CAIRO (AFP) – Egyptian economist Ayman Hadhoud, who was allegedly detained in early February, has died, his brother told AFP on Sunday, as police denied “forcibly disappearing” him.

“According to official records in the prosecution, (Ayman) died on March 5,” his brother Omar Hadhoud, a lawyer, told AFP. “We got a call last night to retrieve the body from the Abbasiya” mental health facility.

The interior ministry meanwhile said on Sunday that Hadhoud was placed in a psychiatric facility on February 6, following reports he attempted to break into an apartment in central Cairo.

But his brother disputed this account of events, saying: “If he was breaking and entering, there would have been a court case.

“He disappeared on February 5. On February 8, a policeman from Al-Amiriya police station told us to come collect Ayman,” Omar Hadhoud said.

“The truth was they wanted to interrogate us,” he continued, adding that when his older brother Adel went to collect him, he was told Ayman would be held for a few more days.

“And then they completely denied detaining him.”

In the following weeks, the family received contradictory information from officials, before being notified unofficially in early April that Ayman was in the Abbasiya mental health facility in eastern Cairo.

Ayman Hadhoud was a member of the liberal Reform and Development Party and an economic policy advisor to the party’s founder Mohamed Sadat, the nephew of former president Anwar Sadat.

Mohamed Sadat has recently emerged as an unofficial negotiator on behalf of figures imprisoned under the administration of Egyptian President Abdel Fattah al-Sisi.

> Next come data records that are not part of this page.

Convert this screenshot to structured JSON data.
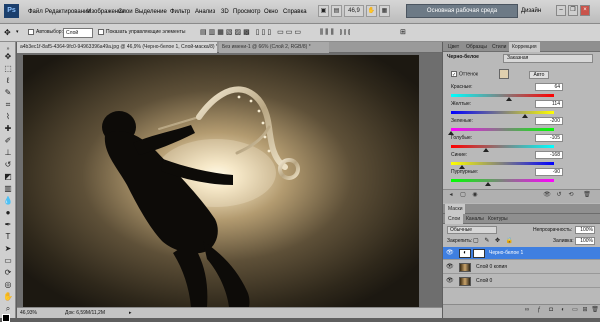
{
  "app": {
    "logo": "Ps",
    "zoom": "46,9",
    "workspace_main": "Основная рабочая среда",
    "workspace_design": "Дизайн"
  },
  "menu": [
    "Файл",
    "Редактирование",
    "Изображение",
    "Слои",
    "Выделение",
    "Фильтр",
    "Анализ",
    "3D",
    "Просмотр",
    "Окно",
    "Справка"
  ],
  "options": {
    "autoselect": "Автовыбор:",
    "autoselect_value": "Слой",
    "show_controls": "Показать управляющие элементы"
  },
  "documents": {
    "tab1": "a4b3ec1f-8af5-4364-9fc0-94963396a49a.jpg @ 46,9% (Черно-белое 1, Слой-маска/8) *",
    "tab2": "Без имени-1 @ 66% (Слой 2, RGB/8) *"
  },
  "status": {
    "zoom": "46,93%",
    "doc": "Док: 6,59M/11,2M"
  },
  "adjustments": {
    "tabs": [
      "Цвет",
      "Образцы",
      "Стили",
      "Коррекция"
    ],
    "title": "Черно-белое",
    "preset": "Заказная",
    "tint_label": "Оттенок",
    "tint_color": "#dfcfae",
    "auto": "Авто",
    "sliders": [
      {
        "label": "Красные:",
        "value": "64",
        "fraction": 0.56,
        "colors": [
          "#00ffff",
          "#ff0000"
        ]
      },
      {
        "label": "Желтые:",
        "value": "114",
        "fraction": 0.72,
        "colors": [
          "#0000ff",
          "#ffff00"
        ]
      },
      {
        "label": "Зеленые:",
        "value": "-200",
        "fraction": 0.0,
        "colors": [
          "#ff00ff",
          "#00ff00"
        ]
      },
      {
        "label": "Голубые:",
        "value": "-105",
        "fraction": 0.34,
        "colors": [
          "#ff0000",
          "#00ffff"
        ]
      },
      {
        "label": "Синие:",
        "value": "-168",
        "fraction": 0.11,
        "colors": [
          "#ffff00",
          "#0000ff"
        ]
      },
      {
        "label": "Пурпурные:",
        "value": "-90",
        "fraction": 0.36,
        "colors": [
          "#00ff00",
          "#ff00ff"
        ]
      }
    ]
  },
  "masks": {
    "title": "Маски"
  },
  "layers": {
    "tabs": [
      "Слои",
      "Каналы",
      "Контуры"
    ],
    "blend": "Обычные",
    "opacity_label": "Непрозрачность:",
    "opacity": "100%",
    "lock_label": "Закрепить:",
    "fill_label": "Заливка:",
    "fill": "100%",
    "items": [
      "Черно-белое 1",
      "Слой 0 копия",
      "Слой 0"
    ]
  }
}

Rights groups said Egypt is holding some 60,000 political prisoners, while Sisi and his supporters insist there are none in the country.